# The data
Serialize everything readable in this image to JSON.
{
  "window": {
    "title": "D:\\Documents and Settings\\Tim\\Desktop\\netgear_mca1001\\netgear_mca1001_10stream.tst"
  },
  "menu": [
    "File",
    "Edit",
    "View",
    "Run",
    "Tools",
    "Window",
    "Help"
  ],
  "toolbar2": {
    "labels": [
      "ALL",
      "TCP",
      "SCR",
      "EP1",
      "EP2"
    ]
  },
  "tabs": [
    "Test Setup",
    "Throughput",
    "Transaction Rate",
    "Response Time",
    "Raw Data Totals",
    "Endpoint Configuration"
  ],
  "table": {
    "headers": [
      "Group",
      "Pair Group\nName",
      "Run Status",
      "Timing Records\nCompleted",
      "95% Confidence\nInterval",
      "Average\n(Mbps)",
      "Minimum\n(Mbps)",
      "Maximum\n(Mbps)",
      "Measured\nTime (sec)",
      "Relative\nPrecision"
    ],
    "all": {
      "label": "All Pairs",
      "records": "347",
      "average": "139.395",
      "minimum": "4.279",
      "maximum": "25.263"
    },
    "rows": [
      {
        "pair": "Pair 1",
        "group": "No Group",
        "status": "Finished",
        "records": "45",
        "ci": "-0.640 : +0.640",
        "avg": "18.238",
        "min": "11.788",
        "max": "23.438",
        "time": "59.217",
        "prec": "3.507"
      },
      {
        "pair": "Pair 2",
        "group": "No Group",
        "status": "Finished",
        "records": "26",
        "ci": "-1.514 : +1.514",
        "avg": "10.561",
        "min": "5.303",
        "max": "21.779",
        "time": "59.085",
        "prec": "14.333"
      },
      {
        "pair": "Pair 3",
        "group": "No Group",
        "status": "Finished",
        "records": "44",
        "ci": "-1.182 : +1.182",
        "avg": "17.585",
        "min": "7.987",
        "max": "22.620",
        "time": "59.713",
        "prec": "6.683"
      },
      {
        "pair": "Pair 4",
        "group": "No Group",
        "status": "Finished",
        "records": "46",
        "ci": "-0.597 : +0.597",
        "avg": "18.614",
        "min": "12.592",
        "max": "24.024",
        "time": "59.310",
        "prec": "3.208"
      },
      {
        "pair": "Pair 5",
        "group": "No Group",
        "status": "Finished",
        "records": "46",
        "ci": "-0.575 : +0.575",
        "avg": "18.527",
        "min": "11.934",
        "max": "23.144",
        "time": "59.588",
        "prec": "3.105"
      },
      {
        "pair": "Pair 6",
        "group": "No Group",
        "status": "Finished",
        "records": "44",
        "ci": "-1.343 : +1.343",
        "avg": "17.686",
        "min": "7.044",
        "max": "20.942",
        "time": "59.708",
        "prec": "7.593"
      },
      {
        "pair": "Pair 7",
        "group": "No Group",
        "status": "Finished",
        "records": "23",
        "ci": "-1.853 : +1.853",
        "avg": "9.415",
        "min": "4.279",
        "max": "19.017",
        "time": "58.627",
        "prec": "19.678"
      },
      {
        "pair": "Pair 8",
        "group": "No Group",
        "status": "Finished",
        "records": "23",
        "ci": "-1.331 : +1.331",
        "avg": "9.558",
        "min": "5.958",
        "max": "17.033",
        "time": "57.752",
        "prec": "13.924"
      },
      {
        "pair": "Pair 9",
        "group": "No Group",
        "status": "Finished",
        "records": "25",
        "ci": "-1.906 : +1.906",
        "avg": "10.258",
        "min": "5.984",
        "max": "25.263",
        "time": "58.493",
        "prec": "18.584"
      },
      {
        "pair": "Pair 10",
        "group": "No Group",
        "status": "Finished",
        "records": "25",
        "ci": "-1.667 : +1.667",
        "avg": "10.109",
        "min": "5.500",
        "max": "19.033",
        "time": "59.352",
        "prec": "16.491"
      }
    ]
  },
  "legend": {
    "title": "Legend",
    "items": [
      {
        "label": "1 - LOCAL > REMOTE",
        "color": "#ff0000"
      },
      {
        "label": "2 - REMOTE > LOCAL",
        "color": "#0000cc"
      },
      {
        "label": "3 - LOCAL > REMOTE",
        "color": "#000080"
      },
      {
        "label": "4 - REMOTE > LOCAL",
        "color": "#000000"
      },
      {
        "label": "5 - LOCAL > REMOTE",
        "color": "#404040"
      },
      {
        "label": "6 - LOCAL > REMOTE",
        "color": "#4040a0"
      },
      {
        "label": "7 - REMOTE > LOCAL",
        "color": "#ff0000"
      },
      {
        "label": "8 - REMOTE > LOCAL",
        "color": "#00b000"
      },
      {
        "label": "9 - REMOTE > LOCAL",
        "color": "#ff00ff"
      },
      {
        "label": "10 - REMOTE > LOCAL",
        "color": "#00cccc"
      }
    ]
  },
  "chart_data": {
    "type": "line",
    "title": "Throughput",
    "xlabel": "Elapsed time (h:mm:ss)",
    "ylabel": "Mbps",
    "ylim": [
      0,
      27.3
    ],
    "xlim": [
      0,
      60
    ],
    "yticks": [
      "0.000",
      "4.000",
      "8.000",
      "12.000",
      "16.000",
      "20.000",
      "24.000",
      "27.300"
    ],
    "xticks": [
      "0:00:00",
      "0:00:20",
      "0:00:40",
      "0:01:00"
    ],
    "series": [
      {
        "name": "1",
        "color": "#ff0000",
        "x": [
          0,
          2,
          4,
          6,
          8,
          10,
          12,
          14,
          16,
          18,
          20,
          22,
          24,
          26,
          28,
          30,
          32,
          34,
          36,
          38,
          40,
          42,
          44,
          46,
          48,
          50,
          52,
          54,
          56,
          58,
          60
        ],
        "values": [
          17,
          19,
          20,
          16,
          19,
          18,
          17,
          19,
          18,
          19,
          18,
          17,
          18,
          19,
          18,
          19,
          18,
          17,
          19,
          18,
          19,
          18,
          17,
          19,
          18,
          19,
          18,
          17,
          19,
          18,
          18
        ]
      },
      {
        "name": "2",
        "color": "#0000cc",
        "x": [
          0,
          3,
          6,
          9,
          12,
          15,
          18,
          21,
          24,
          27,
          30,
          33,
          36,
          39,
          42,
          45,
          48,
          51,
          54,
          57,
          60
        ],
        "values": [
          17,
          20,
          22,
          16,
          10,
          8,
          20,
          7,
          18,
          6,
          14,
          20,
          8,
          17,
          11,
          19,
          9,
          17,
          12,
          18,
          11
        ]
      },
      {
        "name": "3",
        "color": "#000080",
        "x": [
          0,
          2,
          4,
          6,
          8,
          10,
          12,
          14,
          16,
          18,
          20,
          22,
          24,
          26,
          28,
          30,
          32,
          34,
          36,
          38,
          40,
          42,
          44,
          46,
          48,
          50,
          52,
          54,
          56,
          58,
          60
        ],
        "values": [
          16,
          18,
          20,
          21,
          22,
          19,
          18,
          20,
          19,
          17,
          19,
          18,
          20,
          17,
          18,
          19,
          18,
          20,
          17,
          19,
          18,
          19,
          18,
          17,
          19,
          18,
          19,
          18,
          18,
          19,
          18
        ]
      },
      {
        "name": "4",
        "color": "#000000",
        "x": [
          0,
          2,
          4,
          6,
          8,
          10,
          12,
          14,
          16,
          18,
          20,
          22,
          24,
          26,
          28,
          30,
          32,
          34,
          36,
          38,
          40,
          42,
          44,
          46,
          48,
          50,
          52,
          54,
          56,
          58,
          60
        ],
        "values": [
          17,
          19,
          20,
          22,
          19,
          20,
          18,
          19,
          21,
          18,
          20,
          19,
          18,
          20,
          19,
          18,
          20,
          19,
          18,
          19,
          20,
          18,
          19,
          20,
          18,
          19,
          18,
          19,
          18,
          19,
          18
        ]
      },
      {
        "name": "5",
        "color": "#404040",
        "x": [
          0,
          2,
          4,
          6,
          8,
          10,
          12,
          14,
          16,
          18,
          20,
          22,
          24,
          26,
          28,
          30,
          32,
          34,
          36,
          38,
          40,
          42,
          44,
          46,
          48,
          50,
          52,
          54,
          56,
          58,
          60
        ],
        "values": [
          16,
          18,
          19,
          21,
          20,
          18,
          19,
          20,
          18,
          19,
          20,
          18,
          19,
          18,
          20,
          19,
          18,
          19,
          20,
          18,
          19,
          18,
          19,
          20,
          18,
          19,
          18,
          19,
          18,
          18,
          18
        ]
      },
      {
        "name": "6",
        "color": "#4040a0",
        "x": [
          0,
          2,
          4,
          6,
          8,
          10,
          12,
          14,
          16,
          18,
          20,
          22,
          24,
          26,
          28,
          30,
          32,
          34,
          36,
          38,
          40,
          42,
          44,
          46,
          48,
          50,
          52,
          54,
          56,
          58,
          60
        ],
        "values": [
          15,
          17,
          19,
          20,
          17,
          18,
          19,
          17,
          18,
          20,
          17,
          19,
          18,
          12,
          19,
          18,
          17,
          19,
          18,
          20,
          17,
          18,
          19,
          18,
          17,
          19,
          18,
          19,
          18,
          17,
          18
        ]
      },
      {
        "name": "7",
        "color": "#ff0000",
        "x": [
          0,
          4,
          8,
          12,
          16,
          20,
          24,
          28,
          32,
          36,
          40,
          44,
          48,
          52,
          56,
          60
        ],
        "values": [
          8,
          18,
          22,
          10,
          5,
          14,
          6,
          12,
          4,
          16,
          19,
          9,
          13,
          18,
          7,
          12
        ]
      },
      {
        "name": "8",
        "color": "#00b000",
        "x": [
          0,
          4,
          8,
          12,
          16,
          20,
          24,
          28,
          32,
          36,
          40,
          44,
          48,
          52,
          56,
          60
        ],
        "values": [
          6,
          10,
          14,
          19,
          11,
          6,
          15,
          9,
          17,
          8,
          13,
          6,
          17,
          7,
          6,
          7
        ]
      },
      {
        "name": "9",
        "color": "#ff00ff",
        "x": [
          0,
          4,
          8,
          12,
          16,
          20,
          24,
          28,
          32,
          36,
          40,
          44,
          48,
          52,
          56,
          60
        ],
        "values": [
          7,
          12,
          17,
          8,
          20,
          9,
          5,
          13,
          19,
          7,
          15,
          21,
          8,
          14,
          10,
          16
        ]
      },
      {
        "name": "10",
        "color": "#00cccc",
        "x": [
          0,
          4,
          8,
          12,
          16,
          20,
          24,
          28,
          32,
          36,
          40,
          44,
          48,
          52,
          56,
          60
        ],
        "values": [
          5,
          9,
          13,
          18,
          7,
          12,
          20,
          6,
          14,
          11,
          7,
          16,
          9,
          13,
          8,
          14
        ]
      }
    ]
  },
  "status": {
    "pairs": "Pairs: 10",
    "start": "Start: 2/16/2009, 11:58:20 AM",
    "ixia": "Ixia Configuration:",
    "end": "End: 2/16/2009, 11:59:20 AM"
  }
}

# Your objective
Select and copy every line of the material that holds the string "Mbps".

# Problem solution
      "Average\n(Mbps)",
      "Minimum\n(Mbps)",
      "Maximum\n(Mbps)",
    "ylabel": "Mbps",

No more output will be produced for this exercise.